Franciscan Alliance’s Northern Indiana Region hospitals have developed patient care practices and evidence-based protocols that have reduced sepsis mortality rates far below the national average.
The effort is part of collaboration with the Northwest Indiana Patient Safety Coalition that focuses on the enhancement of patient safety and care, through such programs as the early identification and treatment of sepsis.
“Franciscan Alliance’s efforts in this area are saving lives,” said Laura Dosen, Franciscan Alliance regional business transformation specialist, who is among those involved in its campaign to decrease the mortality rates.
National mortality rates related to sepsis range from 26 percent to 40 percent, according to the Journal of Critical Care Medicine. Franciscan Alliance’s Northern Indiana Region hospitals’ sepsis rates for 2013 and 2014 were 18.45 percent.
Franciscan Alliance follows guidelines established by the national Surviving Sepsis Campaign in its effort to combat the condition, which, if left untreated, can lead to shock, severe organ damage and possibly death.
Sepsis, which is caused by the body having an overwhelming immune system response to infection, is reported to be the 10th-leading cause of death in the U.S. The risk of mortality is reported to increase by 7.6 percent for every hour treatment is delayed, once sepsis is identified.
Patients admitted to Franciscan Alliance’s local hospitals, which include Franciscan St. Anthony Health-Michigan City, Franciscan St. Anthony Health-Crown Point, Franciscan St. Margaret Health-Dyer and Hammond, and Franciscan Healthcare-Munster, are screened for sepsis. They then are monitored through their hospitalization, which allows for rapid recognition of sepsis and early introduction of treatment, such as intravenous fluids and antibiotics that are included in evidence-based physician order sets.
Statistics show that more than 1 million people nationwide are hospitalized for sepsis every year. Those aged 65 and older are considered to be at higher risk for hospitalization due to sepsis.
People who show signs of a severe infection, such as high fever, altered mental status, confusion and lethargy, should get medical attention quickly.
Other sepsis symptoms include shivering, extreme pain-discomfort, pale or discolored skin and shortness of breath.

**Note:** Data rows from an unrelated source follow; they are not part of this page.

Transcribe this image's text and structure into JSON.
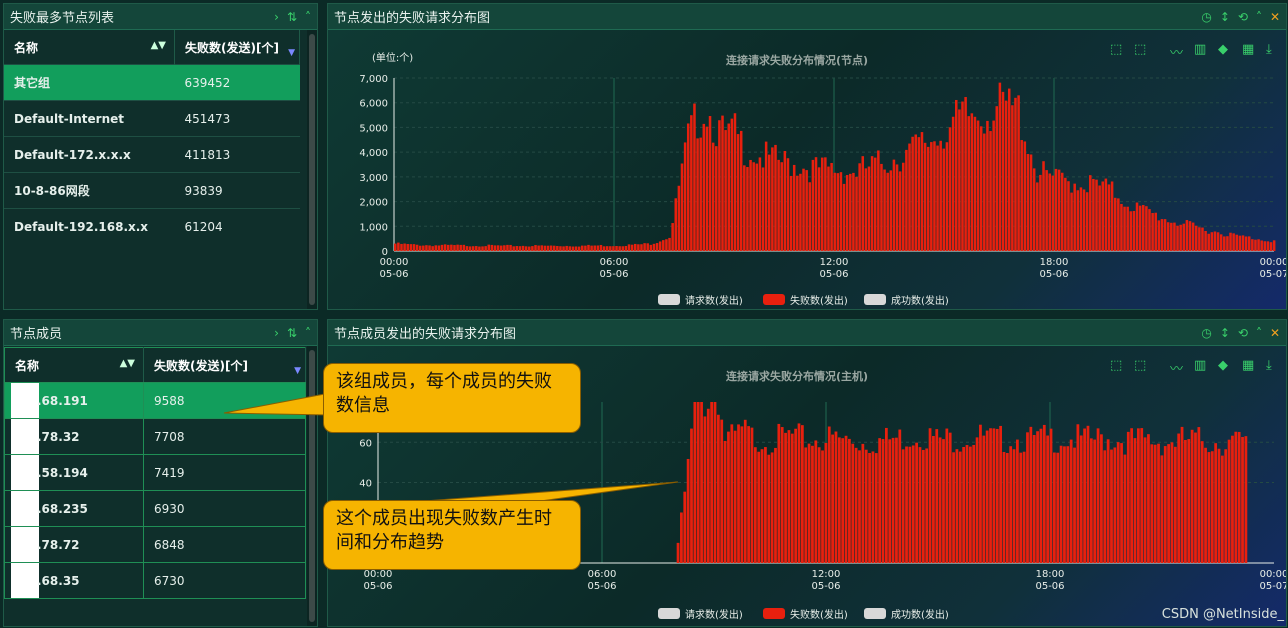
{
  "left_top": {
    "title": "失败最多节点列表",
    "col_name": "名称",
    "col_fail": "失败数(发送)[个]",
    "rows": [
      {
        "name": "其它组",
        "value": "639452"
      },
      {
        "name": "Default-Internet",
        "value": "451473"
      },
      {
        "name": "Default-172.x.x.x",
        "value": "411813"
      },
      {
        "name": "10-8-86网段",
        "value": "93839"
      },
      {
        "name": "Default-192.168.x.x",
        "value": "61204"
      }
    ]
  },
  "left_bottom": {
    "title": "节点成员",
    "col_name": "名称",
    "col_fail": "失败数(发送)[个]",
    "rows": [
      {
        "name": ".68.191",
        "value": "9588"
      },
      {
        "name": ".78.32",
        "value": "7708"
      },
      {
        "name": ".58.194",
        "value": "7419"
      },
      {
        "name": ".68.235",
        "value": "6930"
      },
      {
        "name": ".78.72",
        "value": "6848"
      },
      {
        "name": ".68.35",
        "value": "6730"
      }
    ]
  },
  "header_icons": {
    "expand": "›",
    "sort": "⇅",
    "collapse": "˄",
    "clock": "◷",
    "arrows": "↕",
    "refresh": "⟲",
    "close": "✕"
  },
  "chart_tools": [
    "⬚",
    "⬚",
    "〰",
    "▥",
    "◆",
    "▦",
    "⤓"
  ],
  "top_chart_panel": {
    "title": "节点发出的失败请求分布图",
    "chart_title": "连接请求失败分布情况(节点)",
    "unit": "(单位:个)"
  },
  "bottom_chart_panel": {
    "title": "节点成员发出的失败请求分布图",
    "chart_title": "连接请求失败分布情况(主机)"
  },
  "legend": [
    "请求数(发出)",
    "失败数(发出)",
    "成功数(发出)"
  ],
  "legend_colors": [
    "#d8d8d8",
    "#e8200e",
    "#d8d8d8"
  ],
  "callouts": {
    "one": "该组成员，每个成员的失败数信息",
    "two": "这个成员出现失败数产生时间和分布趋势"
  },
  "watermark": "CSDN @NetInside_",
  "chart_data": [
    {
      "type": "bar",
      "title": "连接请求失败分布情况(节点)",
      "ylabel": "(单位:个)",
      "ylim": [
        0,
        7000
      ],
      "yticks": [
        "0",
        "1,000",
        "2,000",
        "3,000",
        "4,000",
        "5,000",
        "6,000",
        "7,000"
      ],
      "xticks": [
        {
          "time": "00:00",
          "date": "05-06"
        },
        {
          "time": "06:00",
          "date": "05-06"
        },
        {
          "time": "12:00",
          "date": "05-06"
        },
        {
          "time": "18:00",
          "date": "05-06"
        },
        {
          "time": "00:00",
          "date": "05-07"
        }
      ],
      "series": [
        {
          "name": "失败数(发出)",
          "color": "#e8200e",
          "x_hours": [
            0,
            0.5,
            1,
            1.5,
            2,
            2.5,
            3,
            3.5,
            4,
            4.5,
            5,
            5.5,
            6,
            6.5,
            7,
            7.5,
            7.75,
            8,
            8.25,
            8.5,
            8.75,
            9,
            9.25,
            9.5,
            10,
            10.5,
            11,
            11.5,
            12,
            12.5,
            13,
            13.5,
            14,
            14.5,
            15,
            15.5,
            16,
            16.5,
            17,
            17.5,
            18,
            18.5,
            19,
            19.5,
            20,
            20.5,
            21,
            22,
            23,
            24
          ],
          "values": [
            300,
            250,
            230,
            230,
            220,
            220,
            210,
            210,
            210,
            210,
            210,
            220,
            220,
            250,
            300,
            600,
            2700,
            4600,
            5400,
            5800,
            5000,
            4600,
            4800,
            4200,
            3800,
            3600,
            3500,
            3300,
            3300,
            3200,
            3400,
            3700,
            4000,
            4400,
            4900,
            5400,
            5600,
            5800,
            5700,
            3200,
            2900,
            2800,
            2700,
            2500,
            1900,
            1600,
            1300,
            900,
            600,
            400
          ]
        }
      ]
    },
    {
      "type": "bar",
      "title": "连接请求失败分布情况(主机)",
      "yticks": [
        "40",
        "60"
      ],
      "xticks": [
        {
          "time": "00:00",
          "date": "05-06"
        },
        {
          "time": "06:00",
          "date": "05-06"
        },
        {
          "time": "12:00",
          "date": "05-06"
        },
        {
          "time": "18:00",
          "date": "05-06"
        },
        {
          "time": "00:00",
          "date": "05-07"
        }
      ],
      "series": [
        {
          "name": "失败数(发出)",
          "color": "#e8200e",
          "x_hours": [
            8.0,
            8.25,
            8.5,
            8.75,
            9.0,
            9.25,
            9.5,
            9.75,
            10,
            10.5,
            11,
            11.5,
            12,
            12.5,
            13,
            13.5,
            14,
            14.5,
            15,
            15.5,
            16,
            16.5,
            17,
            17.5,
            18,
            18.5,
            19,
            19.5,
            20,
            20.5,
            21,
            21.5,
            22,
            22.5,
            23,
            23.25
          ],
          "values": [
            10,
            45,
            88,
            78,
            91,
            62,
            62,
            66,
            62,
            61,
            63,
            61,
            62,
            61,
            60,
            61,
            62,
            64,
            61,
            62,
            63,
            61,
            62,
            61,
            62,
            62,
            61,
            62,
            61,
            61,
            60,
            61,
            61,
            60,
            60,
            58
          ]
        }
      ]
    }
  ]
}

“Franciscan Alliance recognizes the clock is ticking with a diagnosis of sepsis,” Dosen said, adding, “Our facilities continue to be diligent in their screenings and aggressive in treatment of identified sepsis patients. We know our patients’ lives depend on it.”